Entries shown:
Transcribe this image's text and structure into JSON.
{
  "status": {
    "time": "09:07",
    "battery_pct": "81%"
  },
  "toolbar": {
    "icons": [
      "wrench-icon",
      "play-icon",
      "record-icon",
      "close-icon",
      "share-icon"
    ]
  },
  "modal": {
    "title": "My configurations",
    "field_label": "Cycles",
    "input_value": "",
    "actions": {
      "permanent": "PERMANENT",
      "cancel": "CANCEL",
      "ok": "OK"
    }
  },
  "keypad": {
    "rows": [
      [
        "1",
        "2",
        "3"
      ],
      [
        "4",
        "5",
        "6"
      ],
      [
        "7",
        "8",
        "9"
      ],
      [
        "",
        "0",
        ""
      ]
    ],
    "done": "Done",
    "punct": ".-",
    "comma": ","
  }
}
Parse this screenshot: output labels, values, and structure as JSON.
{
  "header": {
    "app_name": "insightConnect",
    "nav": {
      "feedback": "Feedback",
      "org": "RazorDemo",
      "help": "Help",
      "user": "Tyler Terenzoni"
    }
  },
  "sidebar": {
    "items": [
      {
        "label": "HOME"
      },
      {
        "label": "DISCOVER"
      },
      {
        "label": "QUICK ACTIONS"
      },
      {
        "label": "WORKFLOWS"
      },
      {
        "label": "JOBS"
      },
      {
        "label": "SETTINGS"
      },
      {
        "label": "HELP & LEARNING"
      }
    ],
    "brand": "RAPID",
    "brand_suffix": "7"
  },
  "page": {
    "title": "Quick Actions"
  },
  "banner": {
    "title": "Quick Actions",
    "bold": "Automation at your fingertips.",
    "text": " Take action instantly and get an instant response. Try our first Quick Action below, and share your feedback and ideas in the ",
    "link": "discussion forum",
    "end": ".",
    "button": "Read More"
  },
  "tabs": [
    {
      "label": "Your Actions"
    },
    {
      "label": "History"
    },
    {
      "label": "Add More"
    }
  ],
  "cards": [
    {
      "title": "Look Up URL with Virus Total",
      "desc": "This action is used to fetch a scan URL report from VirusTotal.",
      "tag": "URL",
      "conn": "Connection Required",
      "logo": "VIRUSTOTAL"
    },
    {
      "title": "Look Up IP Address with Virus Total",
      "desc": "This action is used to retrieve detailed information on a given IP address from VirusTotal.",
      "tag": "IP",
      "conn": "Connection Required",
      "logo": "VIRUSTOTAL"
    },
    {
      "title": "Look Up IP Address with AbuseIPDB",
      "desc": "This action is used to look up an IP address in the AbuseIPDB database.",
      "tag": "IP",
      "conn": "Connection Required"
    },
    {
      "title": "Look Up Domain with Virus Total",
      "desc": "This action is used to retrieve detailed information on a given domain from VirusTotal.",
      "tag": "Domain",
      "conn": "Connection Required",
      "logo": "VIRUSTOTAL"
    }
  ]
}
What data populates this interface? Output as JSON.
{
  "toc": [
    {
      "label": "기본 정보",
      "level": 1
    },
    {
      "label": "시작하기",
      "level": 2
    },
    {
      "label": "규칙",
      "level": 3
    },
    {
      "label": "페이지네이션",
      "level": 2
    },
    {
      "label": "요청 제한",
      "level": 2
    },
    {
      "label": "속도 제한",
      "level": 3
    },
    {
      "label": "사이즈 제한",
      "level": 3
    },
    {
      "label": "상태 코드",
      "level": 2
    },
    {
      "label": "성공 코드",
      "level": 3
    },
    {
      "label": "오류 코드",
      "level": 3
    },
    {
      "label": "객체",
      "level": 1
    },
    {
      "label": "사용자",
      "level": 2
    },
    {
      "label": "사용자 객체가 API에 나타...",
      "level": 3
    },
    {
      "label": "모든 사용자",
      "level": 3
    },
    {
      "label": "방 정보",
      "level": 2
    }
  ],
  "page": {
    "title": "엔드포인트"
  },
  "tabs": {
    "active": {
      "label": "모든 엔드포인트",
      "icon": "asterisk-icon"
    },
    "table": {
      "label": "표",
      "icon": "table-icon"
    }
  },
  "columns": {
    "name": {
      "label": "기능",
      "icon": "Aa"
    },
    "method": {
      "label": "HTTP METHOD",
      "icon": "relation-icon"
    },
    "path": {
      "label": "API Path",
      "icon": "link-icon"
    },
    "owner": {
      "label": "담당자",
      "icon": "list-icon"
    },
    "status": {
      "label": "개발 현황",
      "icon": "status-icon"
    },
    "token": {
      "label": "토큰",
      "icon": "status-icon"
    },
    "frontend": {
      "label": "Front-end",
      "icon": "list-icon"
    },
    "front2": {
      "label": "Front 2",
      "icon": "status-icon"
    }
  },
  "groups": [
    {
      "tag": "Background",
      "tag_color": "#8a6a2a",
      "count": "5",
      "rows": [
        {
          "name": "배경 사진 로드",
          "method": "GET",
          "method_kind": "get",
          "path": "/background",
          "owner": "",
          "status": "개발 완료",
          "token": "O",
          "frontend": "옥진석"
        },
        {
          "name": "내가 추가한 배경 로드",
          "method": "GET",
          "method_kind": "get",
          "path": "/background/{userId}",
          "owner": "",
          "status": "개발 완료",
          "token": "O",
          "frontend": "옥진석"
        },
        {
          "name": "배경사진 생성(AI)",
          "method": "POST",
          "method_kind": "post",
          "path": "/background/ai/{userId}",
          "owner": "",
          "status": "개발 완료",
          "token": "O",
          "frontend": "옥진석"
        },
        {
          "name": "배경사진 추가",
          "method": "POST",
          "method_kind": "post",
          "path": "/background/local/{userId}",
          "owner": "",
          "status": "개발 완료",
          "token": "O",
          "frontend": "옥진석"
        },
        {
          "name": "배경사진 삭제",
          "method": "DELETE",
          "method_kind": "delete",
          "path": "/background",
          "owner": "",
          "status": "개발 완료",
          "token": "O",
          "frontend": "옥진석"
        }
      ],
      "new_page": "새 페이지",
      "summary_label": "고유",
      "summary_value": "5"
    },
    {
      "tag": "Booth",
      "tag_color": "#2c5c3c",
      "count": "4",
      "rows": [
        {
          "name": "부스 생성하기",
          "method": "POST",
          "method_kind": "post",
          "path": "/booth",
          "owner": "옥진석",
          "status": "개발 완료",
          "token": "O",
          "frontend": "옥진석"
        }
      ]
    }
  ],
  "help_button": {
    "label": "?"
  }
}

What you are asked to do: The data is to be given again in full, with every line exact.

Response:
Transcribe this image's text and structure into JSON.
{
  "status": {
    "time": "09:07",
    "battery_pct": "81%"
  },
  "toolbar": {
    "icons": [
      "wrench-icon",
      "play-icon",
      "record-icon",
      "close-icon",
      "share-icon"
    ]
  },
  "modal": {
    "title": "My configurations",
    "field_label": "Cycles",
    "input_value": "",
    "actions": {
      "permanent": "PERMANENT",
      "cancel": "CANCEL",
      "ok": "OK"
    }
  },
  "keypad": {
    "rows": [
      [
        "1",
        "2",
        "3"
      ],
      [
        "4",
        "5",
        "6"
      ],
      [
        "7",
        "8",
        "9"
      ],
      [
        "",
        "0",
        ""
      ]
    ],
    "done": "Done",
    "punct": ".-",
    "comma": ","
  }
}
Parse this screenshot: output labels, values, and structure as JSON.
{
  "header": {
    "app_name": "insightConnect",
    "nav": {
      "feedback": "Feedback",
      "org": "RazorDemo",
      "help": "Help",
      "user": "Tyler Terenzoni"
    }
  },
  "sidebar": {
    "items": [
      {
        "label": "HOME"
      },
      {
        "label": "DISCOVER"
      },
      {
        "label": "QUICK ACTIONS"
      },
      {
        "label": "WORKFLOWS"
      },
      {
        "label": "JOBS"
      },
      {
        "label": "SETTINGS"
      },
      {
        "label": "HELP & LEARNING"
      }
    ],
    "brand": "RAPID",
    "brand_suffix": "7"
  },
  "page": {
    "title": "Quick Actions"
  },
  "banner": {
    "title": "Quick Actions",
    "bold": "Automation at your fingertips.",
    "text": " Take action instantly and get an instant response. Try our first Quick Action below, and share your feedback and ideas in the ",
    "link": "discussion forum",
    "end": ".",
    "button": "Read More"
  },
  "tabs": [
    {
      "label": "Your Actions"
    },
    {
      "label": "History"
    },
    {
      "label": "Add More"
    }
  ],
  "cards": [
    {
      "title": "Look Up URL with Virus Total",
      "desc": "This action is used to fetch a scan URL report from VirusTotal.",
      "tag": "URL",
      "conn": "Connection Required",
      "logo": "VIRUSTOTAL"
    },
    {
      "title": "Look Up IP Address with Virus Total",
      "desc": "This action is used to retrieve detailed information on a given IP address from VirusTotal.",
      "tag": "IP",
      "conn": "Connection Required",
      "logo": "VIRUSTOTAL"
    },
    {
      "title": "Look Up IP Address with AbuseIPDB",
      "desc": "This action is used to look up an IP address in the AbuseIPDB database.",
      "tag": "IP",
      "conn": "Connection Required"
    },
    {
      "title": "Look Up Domain with Virus Total",
      "desc": "This action is used to retrieve detailed information on a given domain from VirusTotal.",
      "tag": "Domain",
      "conn": "Connection Required",
      "logo": "VIRUSTOTAL"
    }
  ]
}
What data populates this interface? Output as JSON.
{
  "toc": [
    {
      "label": "기본 정보",
      "level": 1
    },
    {
      "label": "시작하기",
      "level": 2
    },
    {
      "label": "규칙",
      "level": 3
    },
    {
      "label": "페이지네이션",
      "level": 2
    },
    {
      "label": "요청 제한",
      "level": 2
    },
    {
      "label": "속도 제한",
      "level": 3
    },
    {
      "label": "사이즈 제한",
      "level": 3
    },
    {
      "label": "상태 코드",
      "level": 2
    },
    {
      "label": "성공 코드",
      "level": 3
    },
    {
      "label": "오류 코드",
      "level": 3
    },
    {
      "label": "객체",
      "level": 1
    },
    {
      "label": "사용자",
      "level": 2
    },
    {
      "label": "사용자 객체가 API에 나타...",
      "level": 3
    },
    {
      "label": "모든 사용자",
      "level": 3
    },
    {
      "label": "방 정보",
      "level": 2
    }
  ],
  "page": {
    "title": "엔드포인트"
  },
  "tabs": {
    "active": {
      "label": "모든 엔드포인트",
      "icon": "asterisk-icon"
    },
    "table": {
      "label": "표",
      "icon": "table-icon"
    }
  },
  "columns": {
    "name": {
      "label": "기능",
      "icon": "Aa"
    },
    "method": {
      "label": "HTTP METHOD",
      "icon": "relation-icon"
    },
    "path": {
      "label": "API Path",
      "icon": "link-icon"
    },
    "owner": {
      "label": "담당자",
      "icon": "list-icon"
    },
    "status": {
      "label": "개발 현황",
      "icon": "status-icon"
    },
    "token": {
      "label": "토큰",
      "icon": "status-icon"
    },
    "frontend": {
      "label": "Front-end",
      "icon": "list-icon"
    },
    "front2": {
      "label": "Front 2",
      "icon": "status-icon"
    }
  },
  "groups": [
    {
      "tag": "Background",
      "tag_color": "#8a6a2a",
      "count": "5",
      "rows": [
        {
          "name": "배경 사진 로드",
          "method": "GET",
          "method_kind": "get",
          "path": "/background",
          "owner": "",
          "status": "개발 완료",
          "token": "O",
          "frontend": "옥진석"
        },
        {
          "name": "내가 추가한 배경 로드",
          "method": "GET",
          "method_kind": "get",
          "path": "/background/{userId}",
          "owner": "",
          "status": "개발 완료",
          "token": "O",
          "frontend": "옥진석"
        },
        {
          "name": "배경사진 생성(AI)",
          "method": "POST",
          "method_kind": "post",
          "path": "/background/ai/{userId}",
          "owner": "",
          "status": "개발 완료",
          "token": "O",
          "frontend": "옥진석"
        },
        {
          "name": "배경사진 추가",
          "method": "POST",
          "method_kind": "post",
          "path": "/background/local/{userId}",
          "owner": "",
          "status": "개발 완료",
          "token": "O",
          "frontend": "옥진석"
        },
        {
          "name": "배경사진 삭제",
          "method": "DELETE",
          "method_kind": "delete",
          "path": "/background",
          "owner": "",
          "status": "개발 완료",
          "token": "O",
          "frontend": "옥진석"
        }
      ],
      "new_page": "새 페이지",
      "summary_label": "고유",
      "summary_value": "5"
    },
    {
      "tag": "Booth",
      "tag_color": "#2c5c3c",
      "count": "4",
      "rows": [
        {
          "name": "부스 생성하기",
          "method": "POST",
          "method_kind": "post",
          "path": "/booth",
          "owner": "옥진석",
          "status": "개발 완료",
          "token": "O",
          "frontend": "옥진석"
        }
      ]
    }
  ],
  "help_button": {
    "label": "?"
  }
}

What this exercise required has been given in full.